When I was 12 years old, I woke up one morning and told my mom I didn’t want to go to school because I was sad. She eyed me suspiciously and felt my head with her cold hands. “It doesn’t feel like you’re running a fever,” she said. With tears in my eyes, I replied, “No mom, I’m just sad.” Her face remained impassive. “Sad? Honey, that’s not a sickness. Now go get dressed; you’re not missing school today.”
At 18-years-old, I experienced the same feeling of immense sadness again, this time hindering my ability to get out of bed in the morning. After it occurred for a week straight, I was unable to find the energy to get up once more. My mom knocked on the door that morning and I heard her say, “Luann it’s almost 8:00! You have to leave soon!” I turned over, flipped the sheets off my head and said, “Mom, I’m not going to school. I don’t feel good.” The same protocol of checking my head for signs of a fever occurred. “You don’t feel hot.” I looked up at her, begging with my eyes for her to understand the sense of torment brewing inside of me and said, “I don’t know what it is, but I’m sad.”
Since then, there have been moments throughout my life where I’ve fallen into deep bouts of inescapable darkness. When I know it’s coming, I hide out in my apartment, in my room, under the sheets, protecting the thoughts from seeping out of my head. The thoughts in my head are my worst enemies and simultaneously, my best friends. They torment me with words of negativity – “You’ll never be good enough”… “You’re worthless”…”You can’t write”… “You’re not smart”…”You’re too fat”…”No one will ever love you the way you want to be loved.” But those thoughts also comforted me at my most vulnerable times. “We will always understand your true identity”…”We will never wake up one day and say we don’t love you anymore”…”We are here, only for you.”
I remember meeting a woman for the first time in March, and though it was our first time meeting, I opened up to her about my internal conflict over my graduate program, my fear of being onstage, the anxiety over my introvertedness, and honing my skills as a writer. The one thing that she said that resonated with me the most was this: “If you’re an introvert, embrace it. If you’re a writer, starting today call yourself a writer. You ARE a writer. And when you start believing all of these ideas you will, eventually, become it.” This person helped open the door to the beginning of my road to self-actualization.
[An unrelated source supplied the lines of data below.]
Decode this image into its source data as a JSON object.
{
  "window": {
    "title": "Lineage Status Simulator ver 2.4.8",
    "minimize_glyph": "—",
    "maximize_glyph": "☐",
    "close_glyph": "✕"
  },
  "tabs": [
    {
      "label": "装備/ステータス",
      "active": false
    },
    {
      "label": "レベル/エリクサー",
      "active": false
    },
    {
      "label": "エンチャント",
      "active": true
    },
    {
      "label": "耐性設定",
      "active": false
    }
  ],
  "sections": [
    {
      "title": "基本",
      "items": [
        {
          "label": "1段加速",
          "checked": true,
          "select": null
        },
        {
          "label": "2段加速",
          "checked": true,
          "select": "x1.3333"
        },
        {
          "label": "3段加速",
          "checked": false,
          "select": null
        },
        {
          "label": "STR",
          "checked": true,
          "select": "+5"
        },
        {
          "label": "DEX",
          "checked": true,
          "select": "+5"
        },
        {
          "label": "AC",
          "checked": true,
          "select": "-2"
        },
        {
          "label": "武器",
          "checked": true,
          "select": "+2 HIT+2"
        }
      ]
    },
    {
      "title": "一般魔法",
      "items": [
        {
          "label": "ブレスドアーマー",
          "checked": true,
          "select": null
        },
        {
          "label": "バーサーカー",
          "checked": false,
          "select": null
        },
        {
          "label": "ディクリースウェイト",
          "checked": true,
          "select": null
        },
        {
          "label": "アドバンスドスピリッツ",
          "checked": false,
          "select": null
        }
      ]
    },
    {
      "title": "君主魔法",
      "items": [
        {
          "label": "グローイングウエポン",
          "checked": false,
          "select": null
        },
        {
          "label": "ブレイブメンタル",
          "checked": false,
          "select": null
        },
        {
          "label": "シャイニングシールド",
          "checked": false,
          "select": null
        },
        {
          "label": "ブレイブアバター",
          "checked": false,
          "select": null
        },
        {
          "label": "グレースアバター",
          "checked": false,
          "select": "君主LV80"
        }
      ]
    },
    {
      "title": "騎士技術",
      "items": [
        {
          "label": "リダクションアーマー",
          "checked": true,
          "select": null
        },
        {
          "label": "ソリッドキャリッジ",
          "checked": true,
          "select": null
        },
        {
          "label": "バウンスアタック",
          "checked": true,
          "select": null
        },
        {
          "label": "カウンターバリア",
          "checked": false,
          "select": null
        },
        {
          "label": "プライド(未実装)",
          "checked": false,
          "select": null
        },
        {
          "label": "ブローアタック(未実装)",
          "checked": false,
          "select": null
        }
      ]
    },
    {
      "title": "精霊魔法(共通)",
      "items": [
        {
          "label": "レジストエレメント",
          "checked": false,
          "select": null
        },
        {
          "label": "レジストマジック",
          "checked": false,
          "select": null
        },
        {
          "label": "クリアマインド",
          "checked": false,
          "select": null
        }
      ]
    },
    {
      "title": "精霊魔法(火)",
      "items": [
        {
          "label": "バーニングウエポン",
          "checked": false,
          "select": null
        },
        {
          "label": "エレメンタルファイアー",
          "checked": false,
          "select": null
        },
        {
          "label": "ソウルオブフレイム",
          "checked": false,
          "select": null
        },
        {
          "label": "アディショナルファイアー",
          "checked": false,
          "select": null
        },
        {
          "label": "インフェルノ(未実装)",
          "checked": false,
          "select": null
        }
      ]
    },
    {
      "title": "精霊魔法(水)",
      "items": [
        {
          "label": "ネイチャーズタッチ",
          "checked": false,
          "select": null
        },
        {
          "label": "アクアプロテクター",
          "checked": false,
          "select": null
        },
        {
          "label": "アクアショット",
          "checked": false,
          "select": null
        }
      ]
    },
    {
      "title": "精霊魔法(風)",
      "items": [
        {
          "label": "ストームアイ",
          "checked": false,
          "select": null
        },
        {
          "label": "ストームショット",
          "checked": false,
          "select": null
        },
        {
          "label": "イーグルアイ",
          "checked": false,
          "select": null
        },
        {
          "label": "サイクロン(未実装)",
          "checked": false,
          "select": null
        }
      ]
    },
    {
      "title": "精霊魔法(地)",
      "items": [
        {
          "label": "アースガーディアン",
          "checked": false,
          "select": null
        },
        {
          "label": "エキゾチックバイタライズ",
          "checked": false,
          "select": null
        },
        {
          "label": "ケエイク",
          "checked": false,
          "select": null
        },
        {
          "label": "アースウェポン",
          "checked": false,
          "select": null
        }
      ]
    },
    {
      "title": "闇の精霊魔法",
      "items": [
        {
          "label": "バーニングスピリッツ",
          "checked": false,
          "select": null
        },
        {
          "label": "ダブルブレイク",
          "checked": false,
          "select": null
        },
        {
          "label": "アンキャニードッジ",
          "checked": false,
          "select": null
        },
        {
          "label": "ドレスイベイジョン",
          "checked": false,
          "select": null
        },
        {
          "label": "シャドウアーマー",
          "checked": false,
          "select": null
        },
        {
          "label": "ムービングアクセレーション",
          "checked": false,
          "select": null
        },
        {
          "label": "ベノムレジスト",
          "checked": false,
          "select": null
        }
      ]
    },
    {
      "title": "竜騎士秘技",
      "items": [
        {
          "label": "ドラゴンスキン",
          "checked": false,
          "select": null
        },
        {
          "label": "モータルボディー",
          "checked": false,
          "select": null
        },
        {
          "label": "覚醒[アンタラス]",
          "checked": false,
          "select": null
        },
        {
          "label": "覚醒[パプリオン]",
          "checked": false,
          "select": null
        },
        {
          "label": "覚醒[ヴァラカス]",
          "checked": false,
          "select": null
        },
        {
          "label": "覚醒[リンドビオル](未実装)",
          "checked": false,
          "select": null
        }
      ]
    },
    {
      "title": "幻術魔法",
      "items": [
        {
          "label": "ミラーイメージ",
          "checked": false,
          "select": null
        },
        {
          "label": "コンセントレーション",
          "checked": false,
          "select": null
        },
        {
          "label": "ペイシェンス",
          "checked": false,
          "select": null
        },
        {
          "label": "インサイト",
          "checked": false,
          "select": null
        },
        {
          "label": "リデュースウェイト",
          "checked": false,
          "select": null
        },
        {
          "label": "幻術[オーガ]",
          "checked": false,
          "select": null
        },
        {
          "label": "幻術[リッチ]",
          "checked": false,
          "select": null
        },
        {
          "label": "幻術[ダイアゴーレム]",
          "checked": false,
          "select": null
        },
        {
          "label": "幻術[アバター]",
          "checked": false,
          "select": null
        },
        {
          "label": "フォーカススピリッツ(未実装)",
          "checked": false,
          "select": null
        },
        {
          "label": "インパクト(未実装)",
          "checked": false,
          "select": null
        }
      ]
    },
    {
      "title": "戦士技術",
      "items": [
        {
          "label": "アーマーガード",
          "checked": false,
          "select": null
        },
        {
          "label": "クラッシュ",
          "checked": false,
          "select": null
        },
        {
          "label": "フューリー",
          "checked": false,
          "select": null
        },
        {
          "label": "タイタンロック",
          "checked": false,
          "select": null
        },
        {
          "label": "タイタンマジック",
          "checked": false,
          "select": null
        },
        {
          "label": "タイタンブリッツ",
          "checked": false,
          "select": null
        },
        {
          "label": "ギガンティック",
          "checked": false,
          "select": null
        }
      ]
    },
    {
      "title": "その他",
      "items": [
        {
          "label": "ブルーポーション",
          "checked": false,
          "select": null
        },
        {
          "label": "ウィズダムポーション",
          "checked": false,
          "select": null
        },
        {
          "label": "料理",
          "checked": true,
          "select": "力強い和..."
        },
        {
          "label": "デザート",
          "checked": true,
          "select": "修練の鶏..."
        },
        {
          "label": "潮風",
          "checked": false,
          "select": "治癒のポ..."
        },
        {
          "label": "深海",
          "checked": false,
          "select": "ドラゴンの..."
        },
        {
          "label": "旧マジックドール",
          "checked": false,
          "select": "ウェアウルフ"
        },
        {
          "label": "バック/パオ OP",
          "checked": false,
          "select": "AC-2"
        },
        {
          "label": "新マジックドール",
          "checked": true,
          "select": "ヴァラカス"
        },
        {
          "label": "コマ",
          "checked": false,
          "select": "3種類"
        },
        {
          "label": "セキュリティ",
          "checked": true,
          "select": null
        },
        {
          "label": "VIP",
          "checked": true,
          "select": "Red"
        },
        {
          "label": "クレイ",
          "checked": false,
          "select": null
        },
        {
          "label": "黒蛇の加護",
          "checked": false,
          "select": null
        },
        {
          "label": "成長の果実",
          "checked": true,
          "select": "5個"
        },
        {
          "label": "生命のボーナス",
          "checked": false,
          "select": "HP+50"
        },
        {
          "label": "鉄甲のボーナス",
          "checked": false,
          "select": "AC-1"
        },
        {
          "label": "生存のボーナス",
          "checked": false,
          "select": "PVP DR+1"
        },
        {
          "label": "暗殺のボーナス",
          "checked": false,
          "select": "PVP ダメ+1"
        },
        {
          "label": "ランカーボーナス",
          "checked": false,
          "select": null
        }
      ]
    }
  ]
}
But what was still hindering that journey were my conflicting thoughts. When they started to become too noisy or too difficult to sort out through methods of self-care, I finally gathered the courage to make an appointment at the health clinic at school. I told the on-site therapist about my polarized thoughts, my history of internalized abuse, my history of verbal abuse from peers and family, and finally, my fear of being vulnerable. That was May of this year.
I’ve been in therapy since June working to sort through my depression and social anxiety disorder. Though the premise seems very basic, that I should be better in no time, the process has been anything but elementary. One time my therapist asked me why is it now that I’ve decided to give therapy a chance. I told her that I’ve spent some time reflecting on the times when my mom told me that I wasn’t sick, that everything was always in my head, that all I needed to do was pray that God will help me get through the pain. But no matter how hard I prayed or how many times I went to church or how many times I asked God to help me, I never got better. I never felt whole. I never felt understood. When that feeling of misunderstanding came to a peak earlier this year, I felt that there was no way that I could get out of that dark place again unscathed.
Since starting therapy, so many changes have happened in my life. I feel a new sense of purpose, as though a world of possibilities has finally revealed itself to me. I started writing for me again. I stopped trying to sound like anyone other than me. I opened up about my past experiences, and I stopped thinking about what others might think about it. I took a chance and I helped produce a comedy show, without any kind of experience beforehand — just the willingness to learn and potentially fail. I then helped a kickstarter campaign reach its goal, using my ability to write stories and my enthusiasm for music. I was able to help connect more people with the album. Soon afterwards, I took a staff writing gig with Persephone! None of these things would have ever happened had I not taken those first few steps into being completely and utterly, vulnerable.
So it’s now 2014 and I have come to realize that this is my year of being fearless. Now, this is not just another New Year’s resolution. This is not another “new year, new me” mantra. This is the year where I continue searching for me; where I discover new things about myself and push myself into a zone of discomfort. This is the year, where I tell myself, “Ok I may have never done that before, but I’m going to try it out and see if it works for me.” This is the year I stop being afraid of myself.
This is also the year I continue to embrace my unique qualities and traits. This is the year I work to stop thinking that I’m not good enough, and start believing that I am and more. Because for too long I have refused to believe that I am deserving of true happiness. This is the year I start to do things because it makes me happy, not because I’ve come to a certain age, because society says I should, or because my family says I have to. This year, I’m doing things because it feels right to me.
There is a lot to work to do this year and in the years to come. While the challenge initially seems daunting, I think I have been waiting for this feeling for a long time. Because, really, this is the year I challenge myself to be the person I am meant to be. I’m finally ready to live.